“I worked from home today because I realised it was going to be mayhem to get to my office in the CBD,” she said.
“I'm fortunate I can do that though and I know not everyone has that option. What's the economic cost of this I wonder?”
Relay a special occasion for some
Not everyone was disgruntled by the closures though.
Christine Lockett attended the relay with her son and was in prime position to watch the celebrations in Rosalind Park.
“It's a very special occasion, very momentous for Bendigo,” she said.
“I'm very glad I could bring my son down to experience the relay.”
Mark Leonard travelled from Geelong to Bendigo to watch the morning unfold.
“When events like the relay happen in country towns, it always is a great boost for everyone," he said.
“The whole town stops to watch and be a part of the action. I can't wait to watch the games in April.”
Tim Murphy said he was surprised when he went for a walk with his daughter and found out there was an event on in Bendigo.
“It is fantastic,” he said.
“I often come into Bendigo to take my daughter for a walk, and then all of a sudden there was a massive event happening – it is just great.

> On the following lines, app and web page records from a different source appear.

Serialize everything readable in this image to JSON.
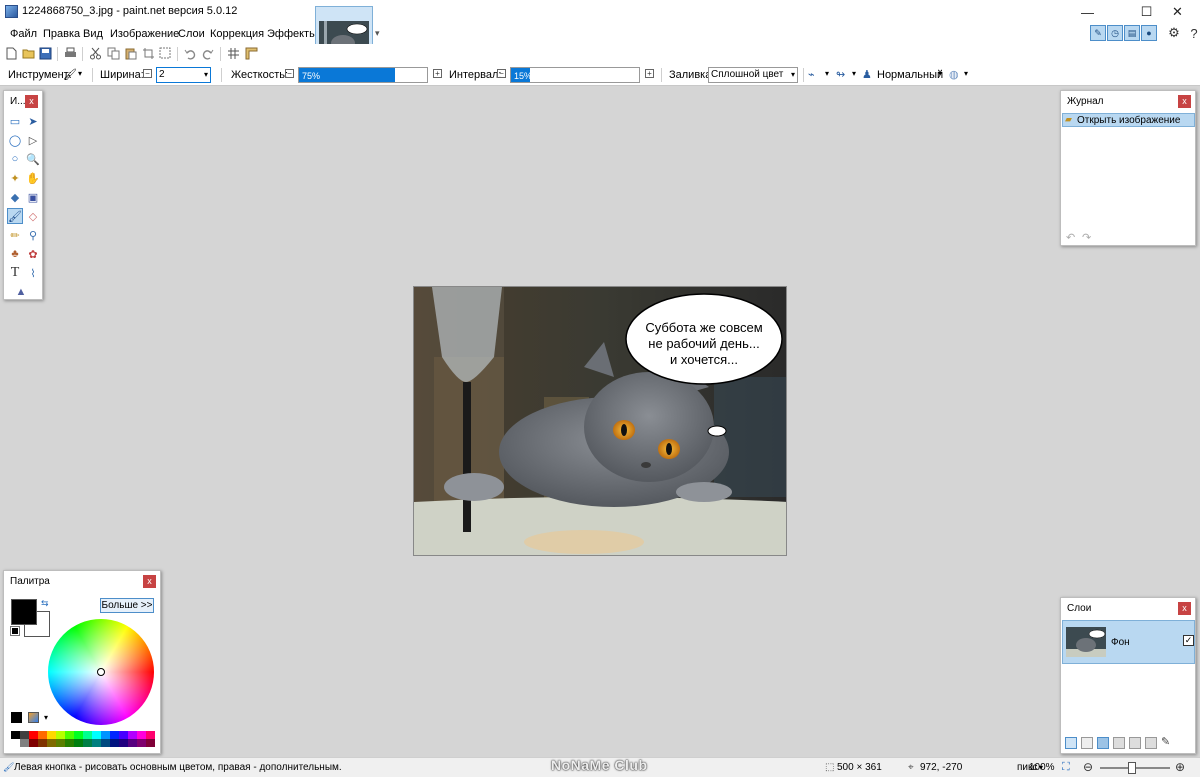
{
  "window": {
    "title": "1224868750_3.jpg - paint.net версия 5.0.12",
    "minimize": "—",
    "maximize": "☐",
    "close": "✕"
  },
  "menu": {
    "items": [
      "Файл",
      "Правка",
      "Вид",
      "Изображение",
      "Слои",
      "Коррекция",
      "Эффекты"
    ]
  },
  "options": {
    "tool_label": "Инструмент:",
    "width_label": "Ширина:",
    "width_value": "2",
    "hardness_label": "Жесткость:",
    "hardness_value": "75%",
    "hardness_fraction": 0.75,
    "interval_label": "Интервал:",
    "interval_value": "15%",
    "interval_fraction": 0.15,
    "fill_label": "Заливка:",
    "fill_value": "Сплошной цвет",
    "blend_value": "Нормальный"
  },
  "canvas": {
    "speech_lines": [
      "Суббота же совсем",
      "не рабочий день...",
      "и хочется..."
    ]
  },
  "tools_panel": {
    "title": "И...",
    "close": "x"
  },
  "history_panel": {
    "title": "Журнал",
    "close": "x",
    "items": [
      "Открыть изображение"
    ]
  },
  "palette_panel": {
    "title": "Палитра",
    "close": "x",
    "more_button": "Больше >>",
    "primary_color": "#000000",
    "secondary_color": "#ffffff",
    "swatches": [
      "#000000",
      "#404040",
      "#ff0000",
      "#ff6a00",
      "#ffd800",
      "#b6ff00",
      "#4cff00",
      "#00ff21",
      "#00ff90",
      "#00ffff",
      "#0094ff",
      "#0026ff",
      "#4800ff",
      "#b200ff",
      "#ff00dc",
      "#ff006e",
      "#ffffff",
      "#808080",
      "#7f0000",
      "#7f3300",
      "#7f6a00",
      "#5b7f00",
      "#267f00",
      "#007f0e",
      "#007f46",
      "#007f7f",
      "#004a7f",
      "#00137f",
      "#21007f",
      "#57007f",
      "#7f006e",
      "#7f0037"
    ]
  },
  "layers_panel": {
    "title": "Слои",
    "close": "x",
    "layers": [
      {
        "name": "Фон",
        "checked": "✓"
      }
    ]
  },
  "status": {
    "hint": "Левая кнопка - рисовать основным цветом, правая - дополнительным.",
    "image_size": "500 × 361",
    "cursor_pos": "972, -270",
    "unit": "пикс",
    "zoom": "100%"
  },
  "watermark": "NoNaMe Club"
}
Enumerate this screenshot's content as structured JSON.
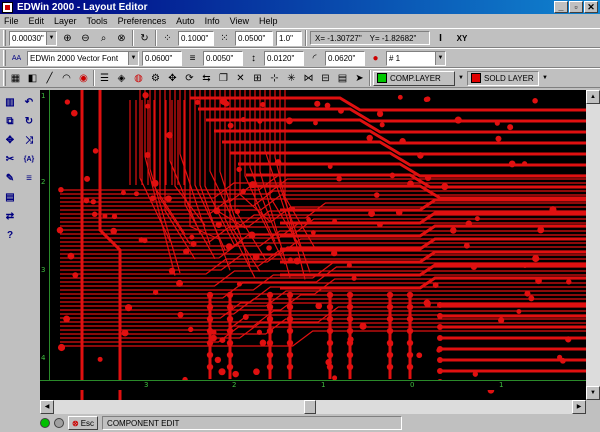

“It is a bit like Tour de France or Tour Down Under. It creates a real atmosphere that just sparks up in the middle of the town.”